### What is required
Below are the records; give the number of their lines that contain the word "extensionAbilities" and nothing more.

### Data under study
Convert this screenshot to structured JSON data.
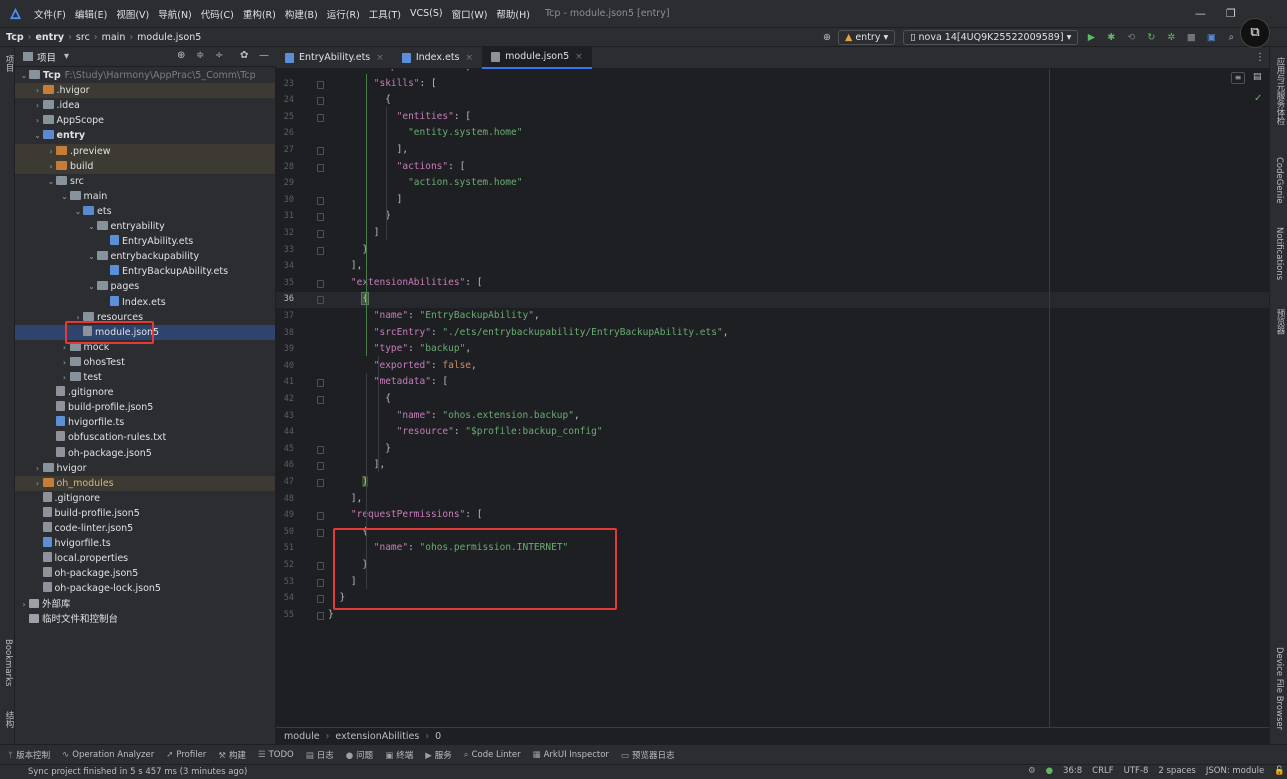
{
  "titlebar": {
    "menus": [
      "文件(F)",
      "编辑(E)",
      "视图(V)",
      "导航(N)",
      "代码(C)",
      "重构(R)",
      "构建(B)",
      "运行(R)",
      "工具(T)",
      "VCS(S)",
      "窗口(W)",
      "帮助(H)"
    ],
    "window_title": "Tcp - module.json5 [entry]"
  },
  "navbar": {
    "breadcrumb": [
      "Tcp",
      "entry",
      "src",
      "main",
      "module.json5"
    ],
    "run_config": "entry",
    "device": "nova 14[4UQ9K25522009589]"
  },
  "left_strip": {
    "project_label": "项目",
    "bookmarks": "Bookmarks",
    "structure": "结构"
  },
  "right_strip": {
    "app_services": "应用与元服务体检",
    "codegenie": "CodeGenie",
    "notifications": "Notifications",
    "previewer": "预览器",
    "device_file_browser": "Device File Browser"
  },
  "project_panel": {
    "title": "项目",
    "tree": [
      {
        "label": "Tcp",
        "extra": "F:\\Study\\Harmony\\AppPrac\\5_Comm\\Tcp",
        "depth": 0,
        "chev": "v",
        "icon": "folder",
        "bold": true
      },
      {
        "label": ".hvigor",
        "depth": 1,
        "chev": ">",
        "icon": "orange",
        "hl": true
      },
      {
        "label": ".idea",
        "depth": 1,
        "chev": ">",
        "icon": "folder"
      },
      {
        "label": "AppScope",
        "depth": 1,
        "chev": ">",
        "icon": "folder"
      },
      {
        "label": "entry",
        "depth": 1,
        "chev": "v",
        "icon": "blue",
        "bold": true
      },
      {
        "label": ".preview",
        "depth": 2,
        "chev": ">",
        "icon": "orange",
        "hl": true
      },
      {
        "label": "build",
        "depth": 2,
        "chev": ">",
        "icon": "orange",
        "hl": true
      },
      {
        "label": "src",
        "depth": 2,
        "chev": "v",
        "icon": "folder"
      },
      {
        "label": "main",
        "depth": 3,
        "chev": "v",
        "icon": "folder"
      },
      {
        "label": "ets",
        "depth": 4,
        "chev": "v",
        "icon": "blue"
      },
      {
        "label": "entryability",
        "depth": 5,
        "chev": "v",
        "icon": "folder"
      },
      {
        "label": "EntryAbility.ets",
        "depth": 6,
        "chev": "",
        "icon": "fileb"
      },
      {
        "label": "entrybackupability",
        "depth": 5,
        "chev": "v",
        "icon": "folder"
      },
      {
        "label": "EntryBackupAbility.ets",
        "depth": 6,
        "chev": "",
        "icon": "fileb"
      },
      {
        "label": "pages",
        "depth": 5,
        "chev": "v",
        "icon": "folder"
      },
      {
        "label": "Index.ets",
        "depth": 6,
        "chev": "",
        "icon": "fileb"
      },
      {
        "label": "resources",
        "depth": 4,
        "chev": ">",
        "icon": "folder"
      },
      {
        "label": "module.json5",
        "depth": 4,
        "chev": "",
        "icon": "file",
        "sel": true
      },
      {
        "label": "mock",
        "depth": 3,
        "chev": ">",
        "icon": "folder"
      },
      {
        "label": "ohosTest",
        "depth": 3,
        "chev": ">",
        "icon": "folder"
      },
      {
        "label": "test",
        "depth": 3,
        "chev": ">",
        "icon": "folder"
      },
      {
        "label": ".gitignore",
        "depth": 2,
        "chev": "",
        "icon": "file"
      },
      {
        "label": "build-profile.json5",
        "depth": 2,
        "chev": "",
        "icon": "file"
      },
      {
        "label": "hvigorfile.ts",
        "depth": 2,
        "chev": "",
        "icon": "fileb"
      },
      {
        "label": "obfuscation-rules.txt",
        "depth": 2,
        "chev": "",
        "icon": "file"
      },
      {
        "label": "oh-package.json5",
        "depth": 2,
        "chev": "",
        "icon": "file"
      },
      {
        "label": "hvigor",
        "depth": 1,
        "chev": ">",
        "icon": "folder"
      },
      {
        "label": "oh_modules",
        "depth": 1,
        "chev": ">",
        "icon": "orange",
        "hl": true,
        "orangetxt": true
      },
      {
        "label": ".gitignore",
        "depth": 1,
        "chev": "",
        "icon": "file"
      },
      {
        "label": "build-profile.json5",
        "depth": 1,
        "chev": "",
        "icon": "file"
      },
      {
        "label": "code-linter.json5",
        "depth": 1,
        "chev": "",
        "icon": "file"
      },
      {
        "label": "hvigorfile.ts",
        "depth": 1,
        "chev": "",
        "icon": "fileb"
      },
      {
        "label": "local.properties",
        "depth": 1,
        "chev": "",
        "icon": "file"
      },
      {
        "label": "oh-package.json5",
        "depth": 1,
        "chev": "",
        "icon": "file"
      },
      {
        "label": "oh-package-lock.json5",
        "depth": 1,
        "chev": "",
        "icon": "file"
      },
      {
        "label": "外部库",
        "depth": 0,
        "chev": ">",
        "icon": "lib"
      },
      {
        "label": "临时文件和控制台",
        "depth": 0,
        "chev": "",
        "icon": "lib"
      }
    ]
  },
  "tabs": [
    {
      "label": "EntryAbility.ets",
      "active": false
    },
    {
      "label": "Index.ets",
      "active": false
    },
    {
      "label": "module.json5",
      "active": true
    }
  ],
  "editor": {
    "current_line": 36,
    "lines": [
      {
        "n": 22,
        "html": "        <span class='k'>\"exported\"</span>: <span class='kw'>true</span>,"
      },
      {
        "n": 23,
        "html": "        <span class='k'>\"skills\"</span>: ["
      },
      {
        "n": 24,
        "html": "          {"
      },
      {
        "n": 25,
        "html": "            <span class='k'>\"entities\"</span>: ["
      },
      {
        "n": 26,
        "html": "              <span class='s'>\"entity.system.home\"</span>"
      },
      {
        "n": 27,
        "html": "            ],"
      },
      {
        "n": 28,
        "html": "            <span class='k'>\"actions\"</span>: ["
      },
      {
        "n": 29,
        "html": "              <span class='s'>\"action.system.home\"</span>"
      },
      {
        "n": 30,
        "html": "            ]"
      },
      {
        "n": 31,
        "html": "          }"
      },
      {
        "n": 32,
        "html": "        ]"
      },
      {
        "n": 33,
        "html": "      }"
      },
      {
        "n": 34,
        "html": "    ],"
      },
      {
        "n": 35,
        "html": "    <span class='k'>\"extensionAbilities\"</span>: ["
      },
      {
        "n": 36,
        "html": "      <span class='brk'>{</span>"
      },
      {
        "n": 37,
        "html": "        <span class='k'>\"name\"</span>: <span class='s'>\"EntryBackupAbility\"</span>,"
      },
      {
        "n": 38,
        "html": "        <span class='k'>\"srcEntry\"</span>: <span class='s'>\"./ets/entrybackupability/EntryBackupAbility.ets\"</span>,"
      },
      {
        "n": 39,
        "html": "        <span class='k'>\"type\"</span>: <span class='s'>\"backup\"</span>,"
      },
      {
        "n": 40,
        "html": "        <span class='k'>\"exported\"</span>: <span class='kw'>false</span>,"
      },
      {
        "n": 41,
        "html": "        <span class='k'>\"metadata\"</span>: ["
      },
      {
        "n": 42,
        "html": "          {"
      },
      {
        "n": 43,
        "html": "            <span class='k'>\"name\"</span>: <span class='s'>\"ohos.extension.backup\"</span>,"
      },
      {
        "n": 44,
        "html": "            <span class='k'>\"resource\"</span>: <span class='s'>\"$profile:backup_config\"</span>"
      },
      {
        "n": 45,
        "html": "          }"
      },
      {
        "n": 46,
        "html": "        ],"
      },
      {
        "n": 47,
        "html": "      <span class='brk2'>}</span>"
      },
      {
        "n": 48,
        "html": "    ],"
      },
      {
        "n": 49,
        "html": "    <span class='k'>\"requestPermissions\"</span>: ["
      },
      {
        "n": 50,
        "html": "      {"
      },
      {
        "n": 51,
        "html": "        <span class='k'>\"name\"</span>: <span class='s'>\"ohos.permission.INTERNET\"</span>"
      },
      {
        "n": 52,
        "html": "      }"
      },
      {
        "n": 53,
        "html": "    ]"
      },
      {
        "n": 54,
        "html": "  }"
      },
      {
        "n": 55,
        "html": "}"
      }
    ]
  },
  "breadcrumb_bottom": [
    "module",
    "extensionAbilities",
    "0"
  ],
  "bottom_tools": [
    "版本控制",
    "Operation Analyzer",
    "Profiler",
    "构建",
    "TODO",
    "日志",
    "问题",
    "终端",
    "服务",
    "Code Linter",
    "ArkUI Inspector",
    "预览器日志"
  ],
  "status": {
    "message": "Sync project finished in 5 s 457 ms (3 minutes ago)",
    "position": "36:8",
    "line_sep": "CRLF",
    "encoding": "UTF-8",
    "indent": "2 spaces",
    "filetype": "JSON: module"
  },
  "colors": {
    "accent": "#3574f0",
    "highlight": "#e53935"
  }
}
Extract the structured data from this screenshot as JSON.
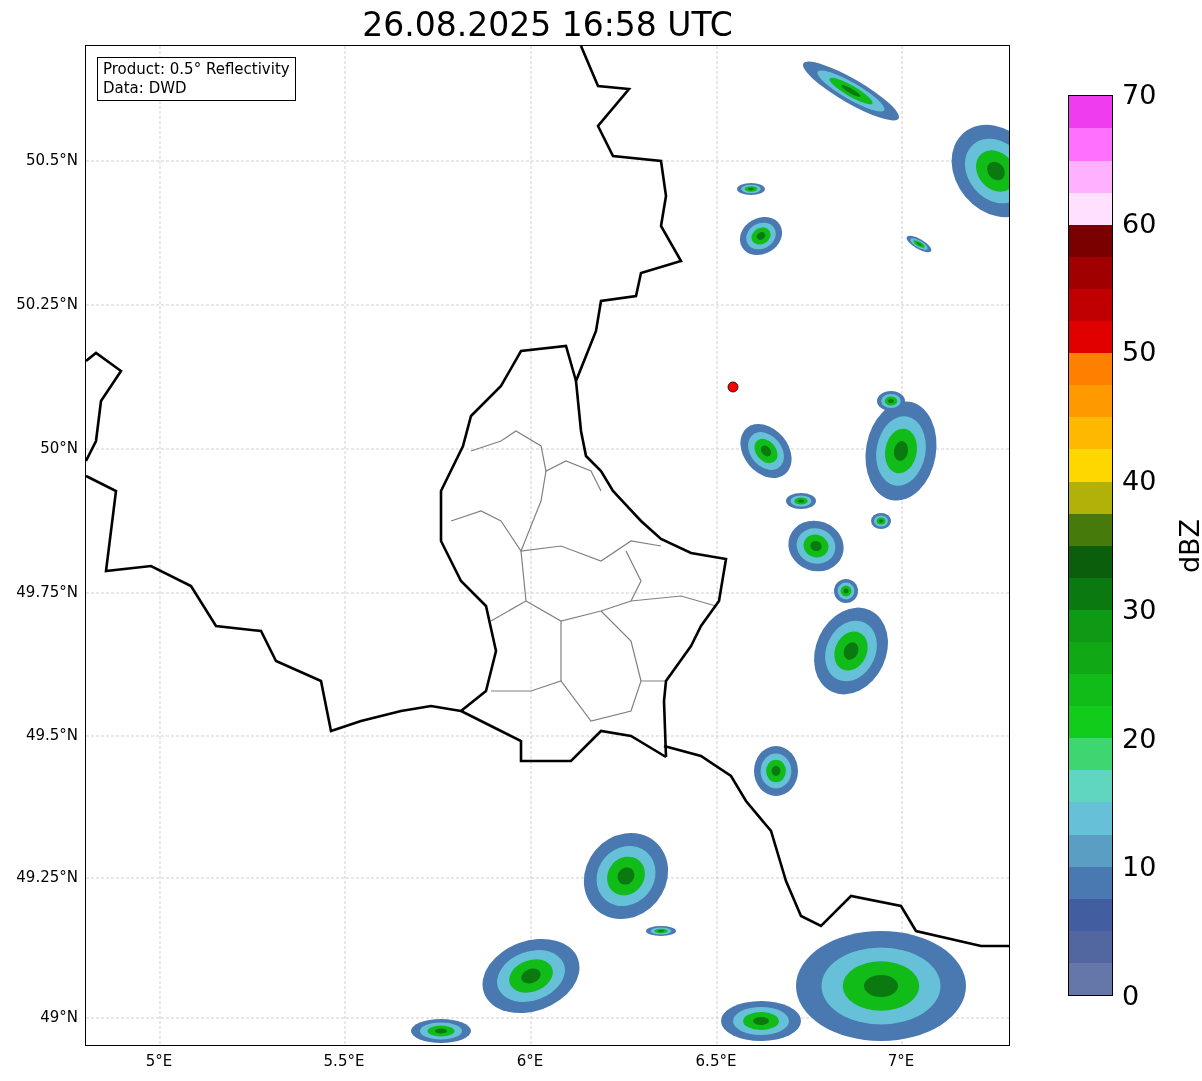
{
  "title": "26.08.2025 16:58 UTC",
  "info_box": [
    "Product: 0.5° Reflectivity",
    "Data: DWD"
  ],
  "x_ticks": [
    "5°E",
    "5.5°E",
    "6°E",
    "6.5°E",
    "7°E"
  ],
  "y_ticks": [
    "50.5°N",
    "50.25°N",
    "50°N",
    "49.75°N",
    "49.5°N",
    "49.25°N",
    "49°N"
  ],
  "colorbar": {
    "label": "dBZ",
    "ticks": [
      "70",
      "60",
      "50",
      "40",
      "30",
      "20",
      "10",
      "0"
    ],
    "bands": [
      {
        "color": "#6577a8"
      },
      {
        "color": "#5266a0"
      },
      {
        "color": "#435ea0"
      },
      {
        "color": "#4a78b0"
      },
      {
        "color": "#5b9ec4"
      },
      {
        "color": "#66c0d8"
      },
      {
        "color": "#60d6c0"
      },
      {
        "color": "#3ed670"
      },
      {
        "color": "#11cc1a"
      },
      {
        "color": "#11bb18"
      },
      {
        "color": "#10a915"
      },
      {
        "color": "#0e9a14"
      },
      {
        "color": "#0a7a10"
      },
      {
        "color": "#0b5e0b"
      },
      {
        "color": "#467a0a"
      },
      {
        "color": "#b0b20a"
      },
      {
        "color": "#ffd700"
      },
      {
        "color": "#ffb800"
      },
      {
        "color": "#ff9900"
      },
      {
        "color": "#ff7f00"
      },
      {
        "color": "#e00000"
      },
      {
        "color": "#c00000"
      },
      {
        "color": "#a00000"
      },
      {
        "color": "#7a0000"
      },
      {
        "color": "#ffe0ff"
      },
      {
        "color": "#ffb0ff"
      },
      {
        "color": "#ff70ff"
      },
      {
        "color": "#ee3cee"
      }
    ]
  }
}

### Your solution
2